Most shows need at least several episodes to get there; Insecure knows what it is and who its characters are right from the start.
Insecure excels at portraying flawed people who aren’t just oblivious jerks
If this sounds glib, let me be clear that this is a really hard thing to write.
Seinfeld is widely considered to be one of the best sitcoms out there because it dared to shove its characters’s myopic narcissism in our cringing, sympathetic faces and still make us laugh. But that came at the cost of making its characters the kind of people who might be fun to overhear at a neighboring table in passing rather than actually spend time with, since they’d probably just rip you to shreds and crack a vicious joke about it.
Though Rae told me during the TCA tour Insecure was inspired in part by Seinfeld co-creator Larry David and Curb Your Enthusiasm, her show manages to walk the line between “flawed” and “obliviously awful” in a way David’s shows never did.
One of the smartest things Insecure does, for example, is refuse to break up Issa and Lawrence in the first episode. While many comedies start with a breakup (and/or an unceremonious job firing), Insecure lets Issa flirt with that possibility before she realizes she doesn’t want to — or maybe just can’t bear it, for now.
As I talked about with Rae at the TCA tour, it would’ve been so much easier to break that couple up and send Issa off on wacky L.A. dating adventures with Molly. But making us live in Issa’s hesitation makes Insecure feel much more intimate, not to mention conflicted as we get to know both Issa and Lawrence better.
And in a bit of a twist, the show doesn’t let Issa — or Molly, or Lawrence, or anyone — get away with their mistakes.
Issa is funny and admirably straightforward, but also indulges her indecisiveness so much that it becomes selfish. Molly’s driven and eager, but sometimes gets so wrapped up in her vision of perfection that she loses sight of what the people around her are actually feeling. Lawrence is smart and kind, but lacks motivation.
In other words: they’re actual, believable people. It’s easy to root for them even as it hurts to watch them stumble — a combination that makes Insecure an immediate force to be reckoned with.

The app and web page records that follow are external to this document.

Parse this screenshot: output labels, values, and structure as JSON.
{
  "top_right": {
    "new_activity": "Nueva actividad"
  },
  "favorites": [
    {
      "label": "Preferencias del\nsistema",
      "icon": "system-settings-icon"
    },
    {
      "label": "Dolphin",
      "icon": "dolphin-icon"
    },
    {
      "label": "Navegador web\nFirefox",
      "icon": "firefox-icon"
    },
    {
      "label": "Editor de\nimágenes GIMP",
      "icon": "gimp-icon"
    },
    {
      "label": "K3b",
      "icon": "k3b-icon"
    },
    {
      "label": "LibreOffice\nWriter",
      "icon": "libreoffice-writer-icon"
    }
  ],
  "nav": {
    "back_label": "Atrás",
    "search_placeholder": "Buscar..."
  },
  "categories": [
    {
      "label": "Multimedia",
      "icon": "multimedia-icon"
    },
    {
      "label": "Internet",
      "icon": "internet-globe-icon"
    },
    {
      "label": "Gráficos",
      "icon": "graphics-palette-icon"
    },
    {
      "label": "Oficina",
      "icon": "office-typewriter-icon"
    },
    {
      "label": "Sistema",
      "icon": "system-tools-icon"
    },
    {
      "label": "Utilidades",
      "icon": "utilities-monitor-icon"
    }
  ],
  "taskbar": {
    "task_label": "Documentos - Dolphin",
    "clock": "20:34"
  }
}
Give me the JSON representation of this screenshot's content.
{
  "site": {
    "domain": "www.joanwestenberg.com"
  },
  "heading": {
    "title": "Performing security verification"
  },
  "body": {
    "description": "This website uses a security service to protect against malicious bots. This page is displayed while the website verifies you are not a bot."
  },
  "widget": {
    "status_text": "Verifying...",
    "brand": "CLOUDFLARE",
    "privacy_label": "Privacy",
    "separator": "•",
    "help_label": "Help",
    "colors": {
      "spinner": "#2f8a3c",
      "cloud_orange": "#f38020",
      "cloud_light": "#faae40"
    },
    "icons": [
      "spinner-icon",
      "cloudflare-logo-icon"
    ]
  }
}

Insecure premieres October 9 on HBO at 10:30 pm. The first episode is currently available on HBO Go and HBO Now.